I have an amazing friend named Molly who also happens to be a strong female cancer survivor herself. Molly talks about the “upside of cancer”, the unexpected benefits that come from this sort of trial by fire. I’ve already seen the upside. The deep appreciation for life and family and friends. Being overwhelmed with gratitude for all that you have, and all you have been fortunate enough to experience. Recognizing how much you have to live for….wanting to Live with a capital L. Having such a new appreciation, for everything….good, bad and ugly.
Another upside has been all of the amazing people I’ve already met in this process. Being embraced by a huge, powerful and loving community, the strength and magnitude of which I never really knew existed.

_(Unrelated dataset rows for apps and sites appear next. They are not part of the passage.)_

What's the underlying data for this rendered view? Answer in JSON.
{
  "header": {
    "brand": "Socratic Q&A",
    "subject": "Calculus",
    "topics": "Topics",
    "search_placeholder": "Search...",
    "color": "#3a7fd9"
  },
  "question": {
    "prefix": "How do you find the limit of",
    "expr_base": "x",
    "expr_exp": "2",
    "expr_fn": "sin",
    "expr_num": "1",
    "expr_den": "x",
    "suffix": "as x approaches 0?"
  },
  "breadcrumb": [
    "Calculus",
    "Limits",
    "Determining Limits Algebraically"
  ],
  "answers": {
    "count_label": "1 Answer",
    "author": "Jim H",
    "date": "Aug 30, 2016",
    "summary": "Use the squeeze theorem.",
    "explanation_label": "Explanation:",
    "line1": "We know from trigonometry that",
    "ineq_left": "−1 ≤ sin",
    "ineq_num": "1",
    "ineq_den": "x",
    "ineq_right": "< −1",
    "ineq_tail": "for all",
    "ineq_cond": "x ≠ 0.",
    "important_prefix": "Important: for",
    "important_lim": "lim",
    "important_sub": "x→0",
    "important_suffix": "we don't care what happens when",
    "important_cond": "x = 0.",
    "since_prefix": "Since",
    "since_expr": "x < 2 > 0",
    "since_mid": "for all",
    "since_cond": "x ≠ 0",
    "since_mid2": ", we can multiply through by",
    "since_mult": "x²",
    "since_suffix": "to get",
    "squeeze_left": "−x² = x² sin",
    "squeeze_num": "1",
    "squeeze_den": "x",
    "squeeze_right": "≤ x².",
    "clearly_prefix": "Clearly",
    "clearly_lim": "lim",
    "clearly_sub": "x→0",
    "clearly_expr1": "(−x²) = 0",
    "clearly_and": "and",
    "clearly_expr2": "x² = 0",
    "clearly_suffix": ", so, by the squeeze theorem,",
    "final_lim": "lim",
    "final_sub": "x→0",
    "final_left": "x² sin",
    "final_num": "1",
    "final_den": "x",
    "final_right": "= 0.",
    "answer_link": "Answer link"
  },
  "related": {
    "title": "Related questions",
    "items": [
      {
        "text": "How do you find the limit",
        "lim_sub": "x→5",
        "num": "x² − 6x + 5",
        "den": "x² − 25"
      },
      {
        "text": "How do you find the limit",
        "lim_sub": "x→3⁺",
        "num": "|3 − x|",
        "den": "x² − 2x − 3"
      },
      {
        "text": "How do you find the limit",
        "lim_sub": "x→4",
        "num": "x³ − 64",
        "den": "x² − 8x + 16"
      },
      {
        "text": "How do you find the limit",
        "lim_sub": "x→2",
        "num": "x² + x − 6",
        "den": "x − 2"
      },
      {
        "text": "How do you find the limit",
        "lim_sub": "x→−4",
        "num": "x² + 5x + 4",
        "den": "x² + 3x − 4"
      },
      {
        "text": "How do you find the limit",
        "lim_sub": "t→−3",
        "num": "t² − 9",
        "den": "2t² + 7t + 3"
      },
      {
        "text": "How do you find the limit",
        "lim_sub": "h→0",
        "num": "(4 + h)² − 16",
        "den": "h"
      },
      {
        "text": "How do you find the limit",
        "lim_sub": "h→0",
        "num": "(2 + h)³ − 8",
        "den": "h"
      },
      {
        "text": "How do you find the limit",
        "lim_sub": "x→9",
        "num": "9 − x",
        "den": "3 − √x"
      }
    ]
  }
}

No matter what happens, cancer will always be part of who I am. And I’m okay with that…more than okay.
As I’ve written, I initially started this blog as a means to hole up with my fear and grief and hide from most of the outside world. And to avoid sending those annoying mass emails and having to tell the same story over and over (and deal firsthand with the reactions). Hiding behind the keyboard just felt safer in the beginning, which is what I needed. And it was just what I needed.
I don’t feel like hiding anymore. I love taking off my hat in public and displaying my bald head as a badge of honor. Any time I hear of someone going through something similar being inspired by me talking about my story, I am so touched and honored. I don’t know that there’s anyone whose world hasn’t been affected by this disease. And we’re all a family of sorts. I’m loving this new family…and the deeper level of intimacy that comes with being a member. There’s no room for bullshit in this family, and that’s incredibly refreshing.
I was recently contacted about this blog by AOL. They were interested in making it a weekly column for The Stir on their Cafe Mom platform. First, I was stunned that anyone would be all that interested in what one woman from Nashville, Tennessee had to say. After all, I’m just one woman going through cancer treatment; there are millions of us out there. But then I thought that if I can help anyone else out there better deal with their own battle with this disease through hearing my story, I’m in. So I’m in.
I’ve heard from so many people who have said that they or a family member are going through a similar situation but that they’re “not telling anyone.” I very much respect their rights to privacy. For me, though, I feel that talking openly about this disease makes me stronger and it weaker. So that’s what I’m going to keep doing.
Next week, the column will launch on thestir.cafemom/columns, and I’ll put a link to it here if you’d like to follow it. I’ve always loved writing – it’s one of the things I love best about my job – and now, if all goes well, I’ll get to write for a larger audience. Scary and exciting….I guess this is also part of the upside of cancer.
I’m fortunate that I have had so many good days during treatment; and that my regimen is tough, but also essentially affords me ten days off every month to recharge and recover. This allowed me the opportunity to travel to Arizona last week with my husband and baby (yes, the Moo has now earned her wings) to visit my wonderful in-laws and my amazing aunt (whose ass you’ve all seen if you’ve been reading this blog from the beginning). I think the trip was good for all of our souls, theirs, Mark’s and Maggie’s. I know it was good for mine.
Thanks, again, for the continued support and well wishes. I have no doubt, whatsoever, that all of the positive energy I’m receiving every day is a big part of what is carrying me through.
My doctors told my family that the survival rate for those with my type and stage of cancer is 50%. But that certainly didn’t factor in my husband, new baby, family, friends and all of you.
Love and gratitude,